- _DIRECTIONS_
Every line of the entries below that mentions "ranking" is to be copied out.

- _EXERCISE DATA_

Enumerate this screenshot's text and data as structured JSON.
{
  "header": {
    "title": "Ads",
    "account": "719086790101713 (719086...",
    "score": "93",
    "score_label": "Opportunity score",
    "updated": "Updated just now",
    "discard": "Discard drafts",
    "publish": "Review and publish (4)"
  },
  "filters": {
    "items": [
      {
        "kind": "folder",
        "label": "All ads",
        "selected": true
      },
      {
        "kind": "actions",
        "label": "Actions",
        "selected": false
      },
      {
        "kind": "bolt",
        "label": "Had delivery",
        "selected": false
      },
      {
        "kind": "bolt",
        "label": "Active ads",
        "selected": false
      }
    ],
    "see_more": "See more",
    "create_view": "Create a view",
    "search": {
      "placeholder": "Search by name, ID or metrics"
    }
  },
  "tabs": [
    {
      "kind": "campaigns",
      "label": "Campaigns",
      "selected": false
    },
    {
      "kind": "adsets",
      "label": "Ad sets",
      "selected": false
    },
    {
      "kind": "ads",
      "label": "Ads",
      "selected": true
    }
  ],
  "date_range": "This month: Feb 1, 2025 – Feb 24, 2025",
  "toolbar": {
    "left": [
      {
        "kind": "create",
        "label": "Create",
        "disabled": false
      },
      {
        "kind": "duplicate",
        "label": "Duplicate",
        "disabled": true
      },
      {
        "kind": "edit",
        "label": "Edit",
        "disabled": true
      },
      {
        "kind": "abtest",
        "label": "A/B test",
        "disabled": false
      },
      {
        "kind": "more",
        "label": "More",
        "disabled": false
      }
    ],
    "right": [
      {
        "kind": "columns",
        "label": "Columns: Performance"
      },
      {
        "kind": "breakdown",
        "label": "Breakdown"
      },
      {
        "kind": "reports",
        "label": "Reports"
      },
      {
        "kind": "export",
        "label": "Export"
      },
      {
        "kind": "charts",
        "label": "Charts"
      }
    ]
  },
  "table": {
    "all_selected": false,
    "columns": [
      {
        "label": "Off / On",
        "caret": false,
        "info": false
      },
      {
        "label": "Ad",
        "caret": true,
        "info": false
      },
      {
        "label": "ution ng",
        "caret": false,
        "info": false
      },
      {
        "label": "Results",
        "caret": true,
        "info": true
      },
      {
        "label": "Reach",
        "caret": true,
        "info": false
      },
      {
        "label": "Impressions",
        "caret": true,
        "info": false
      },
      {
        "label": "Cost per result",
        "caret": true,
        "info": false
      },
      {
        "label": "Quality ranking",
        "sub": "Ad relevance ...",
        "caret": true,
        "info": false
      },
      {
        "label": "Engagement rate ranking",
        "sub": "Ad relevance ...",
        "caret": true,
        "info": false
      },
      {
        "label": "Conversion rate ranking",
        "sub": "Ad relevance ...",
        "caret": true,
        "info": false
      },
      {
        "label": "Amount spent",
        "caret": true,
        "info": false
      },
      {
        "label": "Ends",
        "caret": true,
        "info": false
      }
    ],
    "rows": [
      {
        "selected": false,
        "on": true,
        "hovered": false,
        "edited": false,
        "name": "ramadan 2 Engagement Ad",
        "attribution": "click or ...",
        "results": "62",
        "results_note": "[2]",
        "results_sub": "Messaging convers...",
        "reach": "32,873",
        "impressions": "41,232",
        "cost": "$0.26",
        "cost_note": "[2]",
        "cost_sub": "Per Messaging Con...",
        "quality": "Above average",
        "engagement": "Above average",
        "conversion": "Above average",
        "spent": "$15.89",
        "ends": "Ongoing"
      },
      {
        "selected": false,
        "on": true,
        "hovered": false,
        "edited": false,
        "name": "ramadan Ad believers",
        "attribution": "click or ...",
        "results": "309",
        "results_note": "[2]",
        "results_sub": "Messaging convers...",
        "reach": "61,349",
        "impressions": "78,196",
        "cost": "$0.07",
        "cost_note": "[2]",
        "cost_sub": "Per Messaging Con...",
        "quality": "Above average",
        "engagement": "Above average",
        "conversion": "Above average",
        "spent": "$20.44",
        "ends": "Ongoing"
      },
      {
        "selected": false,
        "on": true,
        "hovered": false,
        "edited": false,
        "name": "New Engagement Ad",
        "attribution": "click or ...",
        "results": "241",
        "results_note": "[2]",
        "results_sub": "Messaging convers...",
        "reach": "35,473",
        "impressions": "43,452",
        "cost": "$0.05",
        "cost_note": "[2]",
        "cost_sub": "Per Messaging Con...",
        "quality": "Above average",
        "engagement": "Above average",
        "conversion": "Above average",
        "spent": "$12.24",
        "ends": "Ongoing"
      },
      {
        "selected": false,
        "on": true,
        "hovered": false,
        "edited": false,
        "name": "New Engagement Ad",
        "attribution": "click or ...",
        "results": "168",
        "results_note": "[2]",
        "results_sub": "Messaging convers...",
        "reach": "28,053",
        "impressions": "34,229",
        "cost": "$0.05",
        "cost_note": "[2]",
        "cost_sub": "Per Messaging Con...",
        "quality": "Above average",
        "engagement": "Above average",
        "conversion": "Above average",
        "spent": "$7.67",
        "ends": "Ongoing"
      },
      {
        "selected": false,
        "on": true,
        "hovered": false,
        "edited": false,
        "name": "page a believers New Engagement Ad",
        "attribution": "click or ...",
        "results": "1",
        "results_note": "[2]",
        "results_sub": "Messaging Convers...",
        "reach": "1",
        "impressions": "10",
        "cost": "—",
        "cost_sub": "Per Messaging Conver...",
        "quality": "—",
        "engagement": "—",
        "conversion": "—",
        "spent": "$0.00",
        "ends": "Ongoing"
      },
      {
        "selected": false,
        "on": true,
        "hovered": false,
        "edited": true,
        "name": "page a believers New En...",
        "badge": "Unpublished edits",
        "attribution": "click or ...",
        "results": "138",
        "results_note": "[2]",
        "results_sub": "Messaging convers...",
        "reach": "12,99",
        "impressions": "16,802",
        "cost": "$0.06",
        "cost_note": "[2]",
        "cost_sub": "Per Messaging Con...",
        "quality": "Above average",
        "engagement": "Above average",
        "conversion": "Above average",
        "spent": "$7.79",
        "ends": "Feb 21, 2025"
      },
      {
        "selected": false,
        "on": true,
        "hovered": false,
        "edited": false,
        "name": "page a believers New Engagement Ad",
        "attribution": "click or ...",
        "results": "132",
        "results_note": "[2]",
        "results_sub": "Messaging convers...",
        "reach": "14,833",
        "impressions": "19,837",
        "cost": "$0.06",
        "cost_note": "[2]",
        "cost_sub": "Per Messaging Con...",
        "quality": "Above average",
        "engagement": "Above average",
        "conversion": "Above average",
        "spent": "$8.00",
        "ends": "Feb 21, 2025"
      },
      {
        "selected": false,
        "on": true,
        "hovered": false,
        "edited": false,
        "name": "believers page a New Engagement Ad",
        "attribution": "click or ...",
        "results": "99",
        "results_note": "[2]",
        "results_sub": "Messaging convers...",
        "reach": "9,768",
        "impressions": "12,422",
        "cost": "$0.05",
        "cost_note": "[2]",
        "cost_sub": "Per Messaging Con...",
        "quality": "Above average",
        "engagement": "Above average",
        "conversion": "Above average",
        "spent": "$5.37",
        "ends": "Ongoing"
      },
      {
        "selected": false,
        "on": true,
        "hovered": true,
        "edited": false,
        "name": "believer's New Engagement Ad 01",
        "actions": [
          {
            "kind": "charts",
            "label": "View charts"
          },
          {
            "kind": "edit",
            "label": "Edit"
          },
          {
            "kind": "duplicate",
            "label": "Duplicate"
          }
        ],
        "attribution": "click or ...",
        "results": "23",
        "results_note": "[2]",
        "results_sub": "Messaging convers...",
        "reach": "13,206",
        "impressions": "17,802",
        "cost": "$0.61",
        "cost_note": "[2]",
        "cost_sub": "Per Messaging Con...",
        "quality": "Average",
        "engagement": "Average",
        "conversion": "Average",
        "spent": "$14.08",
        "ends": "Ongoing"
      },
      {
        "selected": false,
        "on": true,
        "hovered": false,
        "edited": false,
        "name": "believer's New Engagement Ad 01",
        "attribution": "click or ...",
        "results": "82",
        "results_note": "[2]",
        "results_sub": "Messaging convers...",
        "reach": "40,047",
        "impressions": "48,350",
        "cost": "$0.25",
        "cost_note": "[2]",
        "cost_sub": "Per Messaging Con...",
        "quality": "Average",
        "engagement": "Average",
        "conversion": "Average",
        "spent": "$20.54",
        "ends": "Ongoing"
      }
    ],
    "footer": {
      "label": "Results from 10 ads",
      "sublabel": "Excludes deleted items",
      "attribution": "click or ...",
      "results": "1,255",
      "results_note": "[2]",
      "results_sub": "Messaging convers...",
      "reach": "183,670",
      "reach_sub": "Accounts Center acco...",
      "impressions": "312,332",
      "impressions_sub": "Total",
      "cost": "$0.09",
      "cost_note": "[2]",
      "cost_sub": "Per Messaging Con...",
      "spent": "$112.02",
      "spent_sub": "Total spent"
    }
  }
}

- _TASK SOLUTION_
        "label": "Quality ranking",
        "label": "Engagement rate ranking",
        "label": "Conversion rate ranking",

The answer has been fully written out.